Braves was a club that my brother had the dubious honor of founding – the only two members being myself and him – which was designed to test our strength and willpower.
Basically, we would punch each other until one of us cried. The person who cried first lost.
“You used to cry so much! Then one day, you just toughened up!”
-Hachiman to Koto, Kyousogiga, episode 2
Crying being synonymous with weakness is still ubiquitous, long past my brother and I testing out each other’s fortitude and “manliness” (in spite of the fact that I am decidedly not male). When a tearful Koto clings to Inari in the second episode of Kyousogiga, “Welcome Little Sister,” he tells her that if she doesn’t like the rumors that surround her existence – specifically her being taken in by Inari, and her questionable lineage – then she should dutifully attend her lessons, toughen up, and make them eat their words. As Koto is shown challenging schoolyard bullies in the next scene – wholly encouraged by Inari, who only pauses her to comment on her fighting stance – she takes his words to heart. Inari frequently leaves her while he goes off to work, and she learns to send him off with a heartfelt smile.

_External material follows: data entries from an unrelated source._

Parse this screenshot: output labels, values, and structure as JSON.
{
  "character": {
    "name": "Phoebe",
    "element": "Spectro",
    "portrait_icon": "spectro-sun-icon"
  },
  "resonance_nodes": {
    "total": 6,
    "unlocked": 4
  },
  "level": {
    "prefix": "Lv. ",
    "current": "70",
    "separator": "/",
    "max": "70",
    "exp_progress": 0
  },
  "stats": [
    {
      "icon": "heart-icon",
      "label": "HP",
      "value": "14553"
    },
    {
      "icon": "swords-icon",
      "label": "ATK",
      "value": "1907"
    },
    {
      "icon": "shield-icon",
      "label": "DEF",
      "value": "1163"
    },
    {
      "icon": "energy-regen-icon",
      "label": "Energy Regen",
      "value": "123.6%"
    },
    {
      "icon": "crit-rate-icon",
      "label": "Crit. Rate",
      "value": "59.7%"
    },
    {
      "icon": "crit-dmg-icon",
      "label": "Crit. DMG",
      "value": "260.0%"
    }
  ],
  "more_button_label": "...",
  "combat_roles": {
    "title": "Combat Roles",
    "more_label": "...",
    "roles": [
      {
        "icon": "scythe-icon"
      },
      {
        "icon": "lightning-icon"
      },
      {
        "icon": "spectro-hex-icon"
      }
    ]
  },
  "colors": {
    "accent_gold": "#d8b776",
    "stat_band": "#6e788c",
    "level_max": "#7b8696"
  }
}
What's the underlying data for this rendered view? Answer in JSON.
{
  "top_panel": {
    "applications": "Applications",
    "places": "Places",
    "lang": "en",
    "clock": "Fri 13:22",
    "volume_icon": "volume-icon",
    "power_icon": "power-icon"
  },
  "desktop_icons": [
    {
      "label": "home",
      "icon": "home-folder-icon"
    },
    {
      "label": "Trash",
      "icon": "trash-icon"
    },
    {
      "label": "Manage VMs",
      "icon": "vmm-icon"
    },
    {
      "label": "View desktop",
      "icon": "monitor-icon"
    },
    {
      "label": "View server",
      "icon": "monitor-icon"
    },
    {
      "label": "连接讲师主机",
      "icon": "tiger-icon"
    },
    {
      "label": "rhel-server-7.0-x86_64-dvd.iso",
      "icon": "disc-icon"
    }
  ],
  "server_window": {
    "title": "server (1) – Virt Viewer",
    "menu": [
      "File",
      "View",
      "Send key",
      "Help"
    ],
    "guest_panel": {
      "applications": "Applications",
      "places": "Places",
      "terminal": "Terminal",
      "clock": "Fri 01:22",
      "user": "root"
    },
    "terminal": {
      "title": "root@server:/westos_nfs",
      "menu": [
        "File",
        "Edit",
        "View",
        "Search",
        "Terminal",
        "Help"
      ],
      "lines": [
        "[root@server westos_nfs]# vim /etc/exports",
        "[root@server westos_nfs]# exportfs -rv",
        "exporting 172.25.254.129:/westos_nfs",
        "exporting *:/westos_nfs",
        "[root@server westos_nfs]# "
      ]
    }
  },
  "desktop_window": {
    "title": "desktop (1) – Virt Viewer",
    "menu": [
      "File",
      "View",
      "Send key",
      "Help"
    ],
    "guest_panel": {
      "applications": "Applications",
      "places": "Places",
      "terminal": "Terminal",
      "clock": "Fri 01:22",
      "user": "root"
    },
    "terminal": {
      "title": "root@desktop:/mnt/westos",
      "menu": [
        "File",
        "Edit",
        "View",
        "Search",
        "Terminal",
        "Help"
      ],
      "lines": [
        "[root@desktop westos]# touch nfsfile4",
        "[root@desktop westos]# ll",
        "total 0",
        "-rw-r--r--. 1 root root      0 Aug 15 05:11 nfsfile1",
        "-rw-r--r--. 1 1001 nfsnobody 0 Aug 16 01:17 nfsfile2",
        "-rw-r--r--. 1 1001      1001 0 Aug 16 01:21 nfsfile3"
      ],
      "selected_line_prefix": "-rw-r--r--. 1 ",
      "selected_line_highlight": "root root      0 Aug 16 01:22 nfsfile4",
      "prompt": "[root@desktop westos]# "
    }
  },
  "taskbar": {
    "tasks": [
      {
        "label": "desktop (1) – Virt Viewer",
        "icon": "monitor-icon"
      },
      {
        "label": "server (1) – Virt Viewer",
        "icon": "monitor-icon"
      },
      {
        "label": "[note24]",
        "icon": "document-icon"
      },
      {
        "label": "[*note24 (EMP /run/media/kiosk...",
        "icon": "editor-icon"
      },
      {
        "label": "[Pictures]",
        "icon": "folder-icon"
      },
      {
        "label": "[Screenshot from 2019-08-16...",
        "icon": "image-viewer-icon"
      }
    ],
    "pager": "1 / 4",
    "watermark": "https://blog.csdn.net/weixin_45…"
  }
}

“Wildly curious, and with the eager enjoyment of Life that comes only in the happy hours of childhood, when all is new and fair, and when Sin and Sorrow are but names — empty words signifying nothing!”
-Lewis Carroll, when asked for a description of Alice’s personality, from “Alice in Wonderland”
Koto has plenty of questions and secrets, most of which she doesn’t know the answers to herself. She is unlike Alice in that regard – who is portrayed as being untroubled yet bored – or my brother and I punching each other in the backyard when left to our own devices. Her father figure (and presumed father) in Inari has to frequently leave her alone, due to his position at the shrine, and her mother is completely absent from her life. Koto doesn’t have time to be bored, as she is constantly dealing with the scrutiny of others and the trickle-down effect from these rumors: being bullied at school. To his credit, Inari makes it abundantly clear that Koto will make her mother proud, and that her mother is one who would love her, were she able to be present.
The climax of the episode comes when Koto discovers Inari crying to himself in front of an ink painting of the black rabbit. It is here that she changes her ubiquitous cry of, “I have a secret.” to, “We have a secret!” said in an infectiously joyful manner (to give credit where credit is due, Rie Kugimiya is wonderful as Koto). The scene switches back and forth from the time Koto discovered Inari crying, to Koto’s own discovery and limited interaction with the specter of the rabbit. It’s difficult to know just how much Koto understands about her own situation; however, there’s a wonderful peace that settles upon her following this discovery of her father’s supposed weakness through crying.
Koto, and Inari, are both stronger following their tears, not in spite of them. After all, Alice cried a river while in wonderland, and she still managed to make it back home.